While it’s been one of the most severe seasons in recent history, the flu is finally waning. But it's not quite finished with us, yet. In fact, influenza is still widespread in 34 states, according to the Centers for Disease Control and Prevention’s latest update. Just in case it comes your way in the next month or so (May is the outer boundary of traditional seasons), we asked Angela Campbell, M.D., a medical officer with CDC's Influenza Division, for a detailed look at antivirals — what she calls the second most important way, after your flu shot, to protect yourself.
Can you explain for us how the three types of antivirals on the market (commonly known by their brand names Tamiflu, Relenza and Rapivab) work?

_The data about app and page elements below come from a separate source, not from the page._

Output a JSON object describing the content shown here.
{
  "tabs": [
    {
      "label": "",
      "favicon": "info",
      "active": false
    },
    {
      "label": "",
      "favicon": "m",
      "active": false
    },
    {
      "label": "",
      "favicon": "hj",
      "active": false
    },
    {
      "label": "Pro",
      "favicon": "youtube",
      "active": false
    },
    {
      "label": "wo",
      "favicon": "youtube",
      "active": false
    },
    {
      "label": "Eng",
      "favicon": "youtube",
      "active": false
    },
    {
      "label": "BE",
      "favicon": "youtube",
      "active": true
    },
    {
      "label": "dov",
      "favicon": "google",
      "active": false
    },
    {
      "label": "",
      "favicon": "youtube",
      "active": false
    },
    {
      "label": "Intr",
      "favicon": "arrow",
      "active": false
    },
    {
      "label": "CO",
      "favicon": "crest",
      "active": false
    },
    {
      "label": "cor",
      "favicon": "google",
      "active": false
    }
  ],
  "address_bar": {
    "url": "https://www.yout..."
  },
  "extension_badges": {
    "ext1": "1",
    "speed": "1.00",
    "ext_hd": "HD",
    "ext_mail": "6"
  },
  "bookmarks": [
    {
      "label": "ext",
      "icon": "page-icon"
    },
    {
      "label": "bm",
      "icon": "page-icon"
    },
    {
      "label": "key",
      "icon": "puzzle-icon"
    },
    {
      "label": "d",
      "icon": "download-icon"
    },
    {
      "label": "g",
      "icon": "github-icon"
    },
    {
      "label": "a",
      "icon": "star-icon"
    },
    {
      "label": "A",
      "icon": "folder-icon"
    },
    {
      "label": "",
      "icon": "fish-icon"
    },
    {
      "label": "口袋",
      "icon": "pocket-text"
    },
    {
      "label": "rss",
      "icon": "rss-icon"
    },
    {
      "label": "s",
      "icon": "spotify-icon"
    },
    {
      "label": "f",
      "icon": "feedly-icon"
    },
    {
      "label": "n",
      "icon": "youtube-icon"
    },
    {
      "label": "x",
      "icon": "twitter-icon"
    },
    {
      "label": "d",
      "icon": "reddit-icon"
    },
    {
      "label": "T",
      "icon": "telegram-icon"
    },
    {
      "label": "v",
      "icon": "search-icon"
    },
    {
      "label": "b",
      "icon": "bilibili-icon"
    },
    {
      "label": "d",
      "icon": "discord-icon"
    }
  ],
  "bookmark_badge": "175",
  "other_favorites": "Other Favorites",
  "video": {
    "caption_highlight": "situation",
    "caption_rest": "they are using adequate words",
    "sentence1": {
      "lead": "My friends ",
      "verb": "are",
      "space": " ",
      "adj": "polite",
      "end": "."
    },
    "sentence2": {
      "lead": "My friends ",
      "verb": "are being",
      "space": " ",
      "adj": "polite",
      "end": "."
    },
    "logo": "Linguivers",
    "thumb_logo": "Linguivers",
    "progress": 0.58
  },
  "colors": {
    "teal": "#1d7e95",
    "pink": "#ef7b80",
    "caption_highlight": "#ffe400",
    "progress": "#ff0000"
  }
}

The three antiviral drugs that are approved and recommended for use this season are all neuraminidase inhibitors, and this class of drugs works by blocking the release of virus particles from infected cells. That keeps the virus from going on and infecting other cells.
Basically, the flu virus infects a cell in the respiratory tract and then it makes new copies of itself inside the cell. These copies need to be released to go out and infect other cells. The molecule that does the release is called the neuraminidase, and these neuraminidase inhibitors block that release action.
How soon after taking a prescribed antiviral could someone expect to feel better?
One trial showed that an antiviral given to adult outpatients within the first two days of illness shortened the time that it would otherwise take for all symptoms to resolve, or go away, by one day. But there were data to show that even within that first 48 hours, the duration of illness was shorter the earlier the treatment was initiated. So it's shorter if treatment is given within the first six hours than if it’s given within 12 hours, all the way up to 48 hours. And if you think about how these drugs work — blocking virus release from the cells — it makes sense that the earlier in the infection you give one, the more it will keep the virus from multiplying and spreading.
Is there any research on whether you get any benefit if you take one after the first couple of days?
There are some studies that show that treatment started even after 48 hours from symptom onset can be beneficial. A Lancet Infectious Diseases study from 2013 suggested a benefit when oseltamivir [available under the brand name Tamiflu or as a generic version] was started even 72 hours after illness onset in children with fever. There have also been other observational studies in hospitalized patients that have shown that treatment can provide a benefit when started 3 to 5 days after the onset of symptoms. So for that reason, we recommend that a hospitalized patient with suspected or confirmed influenza be started as soon as possible on antiviral treatment even if it’s outside of that 48-hour window.
How else can something like Tamiflu help?
We have data that suggest that antivirals also reduce the risk of complications, such as lower respiratory tract infections like pneumonia. And there’s some data to suggest they reduce the risk of being admitted to the hospital. And then in hospitalized patients, we have observational data that show that influenza antivirals can both reduce mortality and shorten the length of stay.
How big of a reduction in mortality are you talking?
There was a study in 2014, which included data on more than 29,000 patients, which showed that treatment with a neuraminidase inhibitor was associated with a 25 percent reduction in the likelihood of death compared to receiving no treatment. If the antiviral was given within 48 hours of a person developing illness, it cut the risk of death in half.